## Provided information
----

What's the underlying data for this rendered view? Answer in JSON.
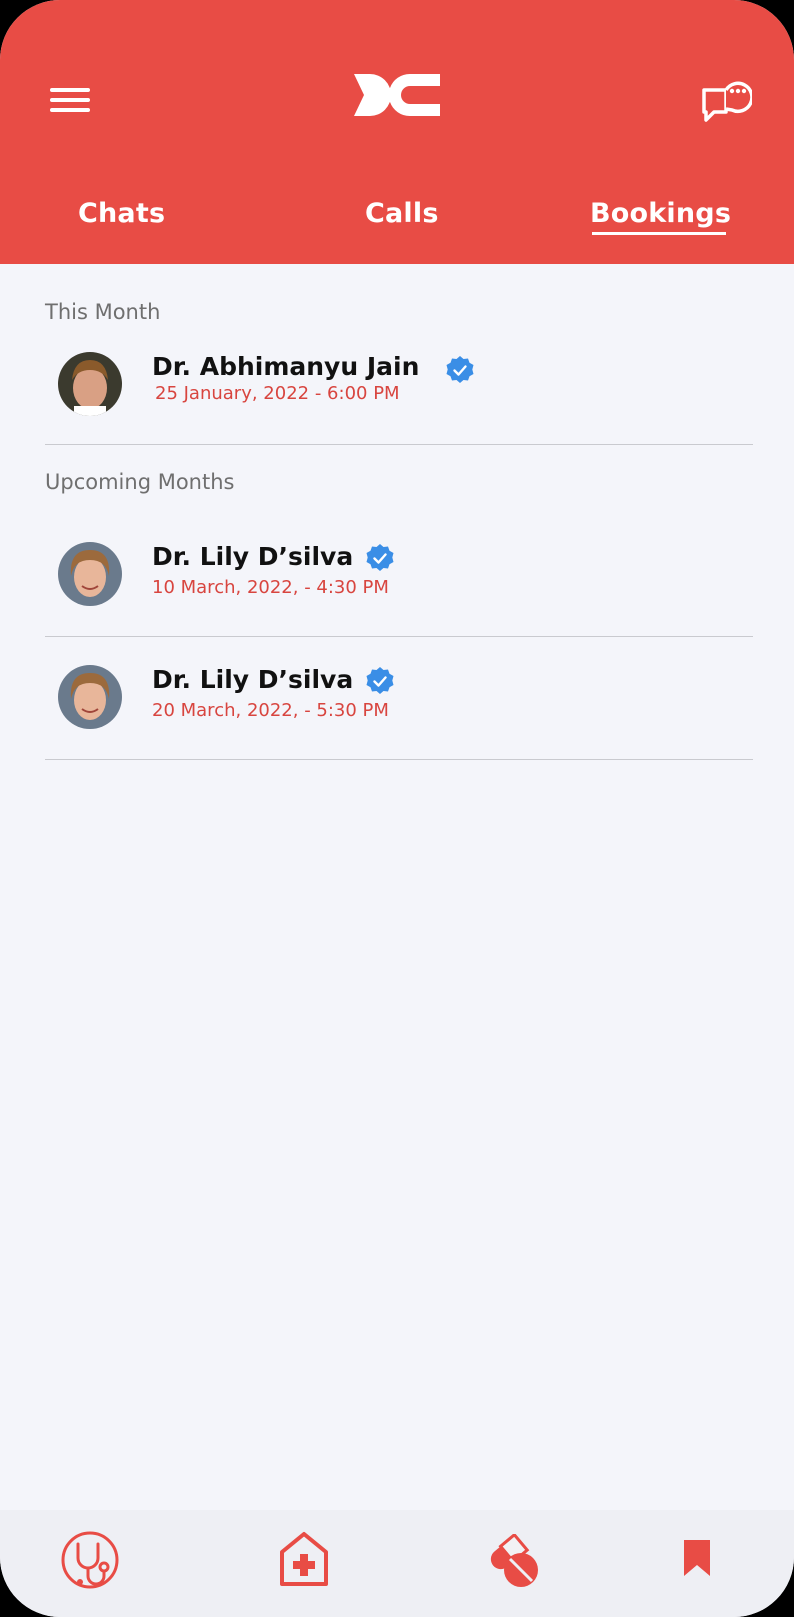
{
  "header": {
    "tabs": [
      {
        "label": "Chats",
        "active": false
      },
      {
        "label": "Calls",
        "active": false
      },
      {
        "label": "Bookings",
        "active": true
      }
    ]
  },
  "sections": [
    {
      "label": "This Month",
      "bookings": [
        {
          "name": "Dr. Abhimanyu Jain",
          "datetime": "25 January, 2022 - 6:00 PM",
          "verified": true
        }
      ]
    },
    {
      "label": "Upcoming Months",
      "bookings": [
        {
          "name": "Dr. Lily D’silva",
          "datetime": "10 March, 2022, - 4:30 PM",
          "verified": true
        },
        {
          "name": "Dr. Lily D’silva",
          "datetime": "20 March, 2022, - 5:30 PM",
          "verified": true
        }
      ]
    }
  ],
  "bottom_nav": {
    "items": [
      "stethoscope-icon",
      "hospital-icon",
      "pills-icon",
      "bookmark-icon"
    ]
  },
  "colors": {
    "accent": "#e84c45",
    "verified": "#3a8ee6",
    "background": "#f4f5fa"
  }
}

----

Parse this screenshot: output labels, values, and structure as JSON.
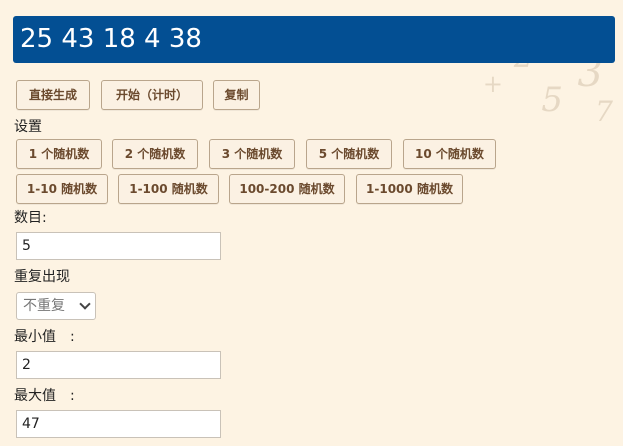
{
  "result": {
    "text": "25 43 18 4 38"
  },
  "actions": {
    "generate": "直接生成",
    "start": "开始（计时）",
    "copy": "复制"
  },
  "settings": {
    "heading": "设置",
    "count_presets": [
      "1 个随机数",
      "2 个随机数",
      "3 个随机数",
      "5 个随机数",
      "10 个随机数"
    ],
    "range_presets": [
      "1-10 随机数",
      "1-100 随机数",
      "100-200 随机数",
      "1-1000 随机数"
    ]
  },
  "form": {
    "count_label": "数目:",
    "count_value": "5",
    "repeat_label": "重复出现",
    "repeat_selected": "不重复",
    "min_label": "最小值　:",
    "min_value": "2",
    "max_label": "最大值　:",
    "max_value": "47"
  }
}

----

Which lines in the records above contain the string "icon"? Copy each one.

      "stethoscope-icon",
      "hospital-icon",
      "pills-icon",
      "bookmark-icon"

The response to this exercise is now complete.